A new movie review from The Movie Snob.
Tracks (B). Well, this movie has already disappeared from Dallas-area theaters, but you can probably still catch it on one of those newfangled “netflicks” or something. Anyway, it is based on the true story of Robyn Davidson, a young woman who set out to walk across Australia, east to west, with four camels and a dog back in the late 1970s. Mia Wasikowsks (Stoker) stars as Davidson, and although she turns in a nice performance, I was left a little unclear what would possess someone to want to do such a crazy thing. Adam Driver (Frances Ha) co-stars as a National Geographic photographer who pops in from time to time to take some pix of the adventuress and her camels. The flick also gives you a close-up look at what camels are really like—big, ornery, and possessed of big, pointy, nasty teeth. There were surprisingly few snakes, spiders, and crocodiles, though. Anyway, I enjoyed it, and I look forward to comparing this film to the upcoming Wild starring Reese Witherspoon (Mud).
A new review from The Movie Snob.
My Old Lady (D). Despite its great cast, I did not like this movie. Kevin Kline (A Prairie Home Companion) stars as Jim, an American loser who has just inherited a very valuable Paris apartment upon the death of his estranged father. But when he spends his last dime to go to Paris and sell the thing, he discovers it is occupied by an elderly lady named Mathilde (Maggie Smith, TV’s Downton Abbey), and that he doesn’t actually get the apartment until she dies. And on top of that, he has to pay her a princely sum every month, or he loses it all. And on top of that, Mathilde’s daughter Chloe (Kristin Scott Thomas, Salmon Fishing in the Yemen) also lives there, and she immediately develops an intense loathing for ol’ Jim. Based on a play, this is a very stagy movie with lots of dramatic monologues. As the climax approached, I thought the characters behaved in an unbelievable and rather icky fashion. In short, the script let the actors down. Sadly, I must recommend that you skip this one and stick to Downton Abbey for your Maggie Smith fix.
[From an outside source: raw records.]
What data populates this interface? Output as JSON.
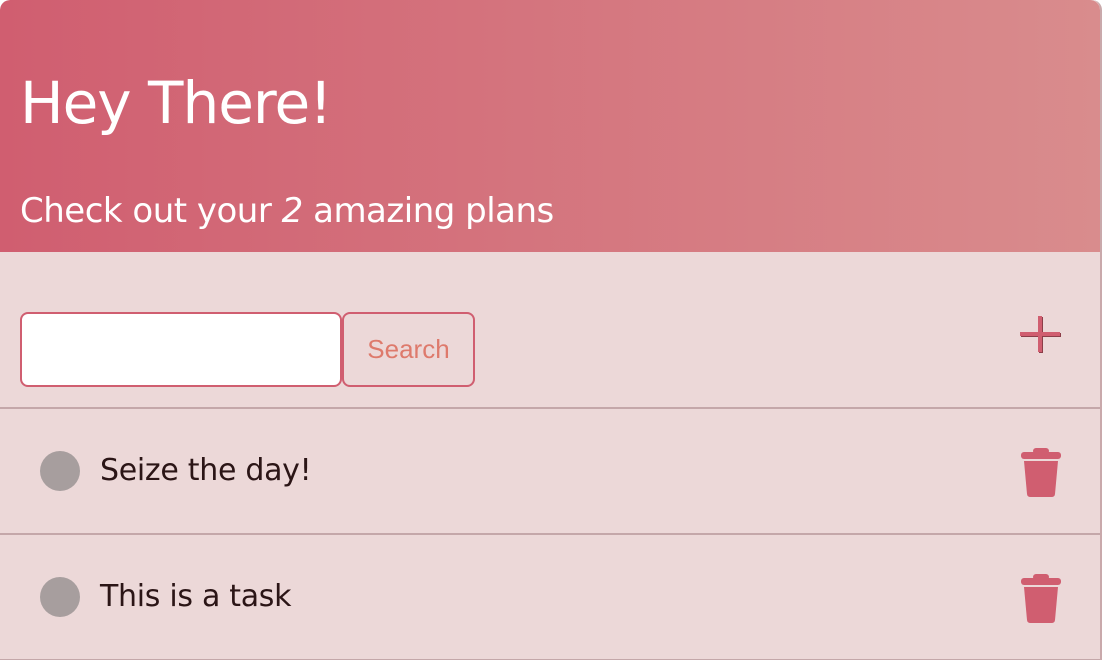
{
  "header": {
    "greeting": "Hey There!",
    "subtitle_prefix": "Check out your ",
    "task_count": "2",
    "subtitle_suffix": " amazing plans"
  },
  "search": {
    "value": "",
    "placeholder": "",
    "button_label": "Search"
  },
  "tasks": [
    {
      "text": "Seize the day!"
    },
    {
      "text": "This is a task"
    }
  ],
  "icons": {
    "add": "plus-icon",
    "delete": "trash-icon",
    "check": "circle-icon"
  },
  "colors": {
    "accent": "#d05e70",
    "background": "#ecd8d8",
    "search_text": "#de7a6c",
    "check_circle": "#a79e9e"
  }
}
Mom Under Cover checks in. CAUTION: Some might consider the following review to contain spoilers.
Gone Girl (B+)
David Fincher’s (Seven, Fight Club, The Social Network) latest offering, based on Gillian Flynn’s 2012 best seller of the same name, is a dark thriller and a good one at that. (I didn’t read the book, so I don’t know whether the movie strayed from the novel.) The movie opens with Nick Dunne (Ben Affleck) stroking his wife Amy’s (Rosamund Pike) head and wanting to crack open her skull…to know what she’s really thinking….and then it picks up with the search for the missing Amy. As the plot unfolds, we learn both partners are liars and cheats and the marriage is nothing like the storybook romance it appears to be. Affleck more than adequately portrays the shallow Nick, but it is Pike (Pride & Prejudice, An Education) whose performance mesmerizes. Perhaps the discipline she uses to turn her natural British accent into the American middle-of-the-country-lack-of-accent fuels her controlled, depraved presence as Amy. Neil Patrick Harris is sublime as the stalker. Oh, and if I had been reading the book instead of watching the movie, the ending might have caused me to throw the book across the room.
It’s The Hunger Games. No, it’s Divergent. No, it’s
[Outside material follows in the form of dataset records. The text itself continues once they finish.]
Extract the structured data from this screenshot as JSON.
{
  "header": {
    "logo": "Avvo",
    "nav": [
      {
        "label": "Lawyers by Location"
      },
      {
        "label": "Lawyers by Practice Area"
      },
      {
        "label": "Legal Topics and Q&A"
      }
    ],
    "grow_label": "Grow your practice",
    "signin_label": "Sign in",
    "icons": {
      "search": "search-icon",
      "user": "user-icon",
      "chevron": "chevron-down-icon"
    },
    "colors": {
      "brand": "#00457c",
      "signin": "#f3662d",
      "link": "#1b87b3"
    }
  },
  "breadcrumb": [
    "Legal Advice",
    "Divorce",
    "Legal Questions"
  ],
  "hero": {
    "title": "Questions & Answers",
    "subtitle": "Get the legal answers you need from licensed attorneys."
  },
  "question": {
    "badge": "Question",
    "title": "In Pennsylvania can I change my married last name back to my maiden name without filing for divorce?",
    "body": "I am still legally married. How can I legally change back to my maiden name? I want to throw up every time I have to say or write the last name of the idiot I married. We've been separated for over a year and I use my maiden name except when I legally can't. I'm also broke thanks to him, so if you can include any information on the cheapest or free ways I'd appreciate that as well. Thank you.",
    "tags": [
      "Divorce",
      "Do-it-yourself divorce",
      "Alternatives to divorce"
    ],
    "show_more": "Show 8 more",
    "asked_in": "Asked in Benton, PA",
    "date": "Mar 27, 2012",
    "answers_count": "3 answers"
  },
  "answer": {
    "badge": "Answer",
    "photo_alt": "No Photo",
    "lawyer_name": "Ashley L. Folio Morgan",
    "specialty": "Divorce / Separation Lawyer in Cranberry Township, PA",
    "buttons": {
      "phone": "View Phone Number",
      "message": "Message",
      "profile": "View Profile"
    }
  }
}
The Maze Runner (C). Yes, it is yet another young-adult movie about some weird future dystopia where the young adults must lead the way. The set-ups are definitely getting more outlandish. In this movie, a bunch of teenaged boys have had their memories erased and then been put in the middle of a giant maze with walls a hundred feet high. Maybe two hundred. The boys are reasonably safe in their giant clearing in the center of the maze, but anyone who goes into the maze and stays there after nightfall gets killed by some unseen terror. Spooky, huh? Anyhoo, the lost boys have avoided getting all Lord-of-the-Fliesy by having just a few strict rules, but then a newcomer named Thomas shows up and wants to start breaking them all in his quest to escape the maze. Things could have really gotten interesting when the first and only girl in the tribe shows up soon after Thomas does, but by then the maze is getting all wonky, and the boys are more worried about surviving than vying for the new prom queen’s affections. Patricia Clarkson (Easy A) has a couple of scenes as the mysterious power behind the maze.
The Movie Snob takes a trip.
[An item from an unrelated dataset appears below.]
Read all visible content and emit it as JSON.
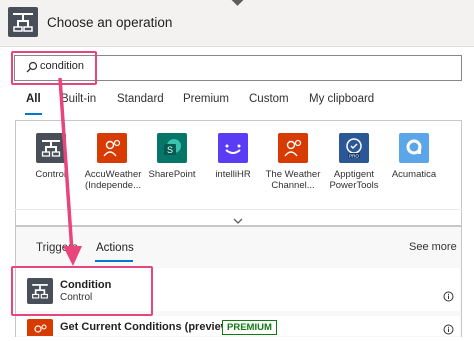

The Trip to Italy (C+). Steve Coogan (Philomena) and Rob Brydon (Lock, Stock, and Two Smoking Barrels) play a couple of Brits who get the plum assignment of spending a week in Italy, driving through the countryside, staying in great hotels, and eating at great restaurants, all for the purpose of writing some review articles for a magazine back home. Amusingly, they play versions of themselves, so there’s a lot of talk about the movie biz and a little submerged rivalry that emerges as Brydon learns he is up for a part in a major American movie. The friends debate the merits of Alanis Morissette, occasionally muse about their own mortality, and do tons of celebrity impressions. It’s not a particularly weighty film, but it’s a pleasant enough way to spend a couple of hours. It’s a sequel to The Trip (2010), in which the guys apparently did the same thing in the north of England.